28/07/13 10:16 Filed in: Criminal Law
Constructive PossessionThe police arrested me because I was sitting closest to the pot, and it wasn’t even mine! Can they do that?
It happens all the time. A police officer pulls over a car for a traffic violation. The officer might see some contraband (drugs, etc.) in plain sight. Or the officer might request permission to search the car, and the driver is so scared that he gives permission, and then the police officer finds some contraband (drugs, etc.) in the glove compartment, under the seat, etc.
Then the police officer asks who is the owner of the contraband (drugs, etc.). No one answers.

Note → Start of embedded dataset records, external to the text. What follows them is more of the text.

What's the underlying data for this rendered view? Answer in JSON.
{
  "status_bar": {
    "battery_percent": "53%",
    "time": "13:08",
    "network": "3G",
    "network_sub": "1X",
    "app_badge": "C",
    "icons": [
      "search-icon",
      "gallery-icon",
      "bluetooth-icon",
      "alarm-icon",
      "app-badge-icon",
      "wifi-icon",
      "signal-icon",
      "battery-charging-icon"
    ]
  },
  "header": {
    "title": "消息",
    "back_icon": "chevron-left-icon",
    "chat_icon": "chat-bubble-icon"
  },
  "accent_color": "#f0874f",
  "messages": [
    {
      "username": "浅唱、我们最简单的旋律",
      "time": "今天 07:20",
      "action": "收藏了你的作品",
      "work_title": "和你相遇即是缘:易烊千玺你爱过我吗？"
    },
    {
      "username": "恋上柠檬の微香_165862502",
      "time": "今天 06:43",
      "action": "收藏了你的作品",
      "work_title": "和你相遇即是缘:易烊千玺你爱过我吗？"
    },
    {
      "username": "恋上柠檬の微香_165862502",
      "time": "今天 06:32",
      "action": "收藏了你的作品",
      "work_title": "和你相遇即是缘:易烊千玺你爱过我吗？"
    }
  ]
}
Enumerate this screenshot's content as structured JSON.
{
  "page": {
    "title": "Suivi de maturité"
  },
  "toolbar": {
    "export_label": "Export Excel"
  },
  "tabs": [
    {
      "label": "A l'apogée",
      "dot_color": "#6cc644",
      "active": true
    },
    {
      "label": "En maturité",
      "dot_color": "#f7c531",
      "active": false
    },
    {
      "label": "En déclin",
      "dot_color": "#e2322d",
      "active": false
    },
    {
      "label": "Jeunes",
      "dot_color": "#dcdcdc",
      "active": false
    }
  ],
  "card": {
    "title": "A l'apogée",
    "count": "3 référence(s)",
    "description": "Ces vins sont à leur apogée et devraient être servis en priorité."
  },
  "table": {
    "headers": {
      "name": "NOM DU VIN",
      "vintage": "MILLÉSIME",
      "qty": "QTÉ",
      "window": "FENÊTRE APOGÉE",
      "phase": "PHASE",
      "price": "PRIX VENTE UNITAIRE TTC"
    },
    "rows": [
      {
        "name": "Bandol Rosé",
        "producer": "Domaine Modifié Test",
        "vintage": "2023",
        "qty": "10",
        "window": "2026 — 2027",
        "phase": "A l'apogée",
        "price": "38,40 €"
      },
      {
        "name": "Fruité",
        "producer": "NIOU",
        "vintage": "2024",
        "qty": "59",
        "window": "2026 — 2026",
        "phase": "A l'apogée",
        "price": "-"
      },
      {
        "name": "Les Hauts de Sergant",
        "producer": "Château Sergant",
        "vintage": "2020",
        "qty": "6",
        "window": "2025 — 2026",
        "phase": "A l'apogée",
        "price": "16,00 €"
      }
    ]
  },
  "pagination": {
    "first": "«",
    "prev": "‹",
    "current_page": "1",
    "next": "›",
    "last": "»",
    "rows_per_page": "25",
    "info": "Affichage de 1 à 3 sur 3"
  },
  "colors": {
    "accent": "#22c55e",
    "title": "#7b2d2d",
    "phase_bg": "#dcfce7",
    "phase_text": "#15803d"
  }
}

Then the police officer arrested the person who was sitting closest to the contraband (drugs, etc.), or sometimes the police officer will arrest the owner or the driver of the vehicle.
So, the question is: Is that right? Is that fair? More importantly, will that arrest “hold up” in court. The answer is complicated. Florida has a legal doctrine known as the Doctrine of Joint Constructive Possession (no pun intended). This doctrine determines when the police can make a valid arrest for possession of contraband (drugs, etc.) in a situation where multiple persons are close to the contraband (drugs, etc.).
The Doctrine of Joint Constructive Possession can apply to any kind of contraband. It can apply to an arrest for possession of drugs, such as marijuana (also known as “pot” or “weed”), cocaine, or any other illegal drugs. Of course it could apply to an arrest for possession of other contraband as well, such a minor in possession of alcohol. In addition, the doctrine can apply to a person in possession of a medication without a prescription that is also a controlled substance, such as Xanax (Alprazolam), or some other prescription medication that is also a controlled substance.
A skilled and experienced criminal defense attorney can raise this issue in Court and put the burden on the Office of the State Attorney (the prosecutor) to justify the arrest. If the State cannot justify the arrest, as required by the Doctrine of Joint Constructive Possession, then the Court will dismiss the charge. In short, this doctrine is a powerful tool in the hands a skilled and experienced criminal defense attorney.
As with all legal issues, every case is different, and legal analysis is required to determine if the doctrine of Joint Constructive Possession applies to a particular case. If you or a loved one has been arrested, it is important to hire a skilled and experienced criminal defense attorney to protect your rights as soon as possible. The faster you hire an attorney, the faster you have someone on your side looking out for you and protecting your rights.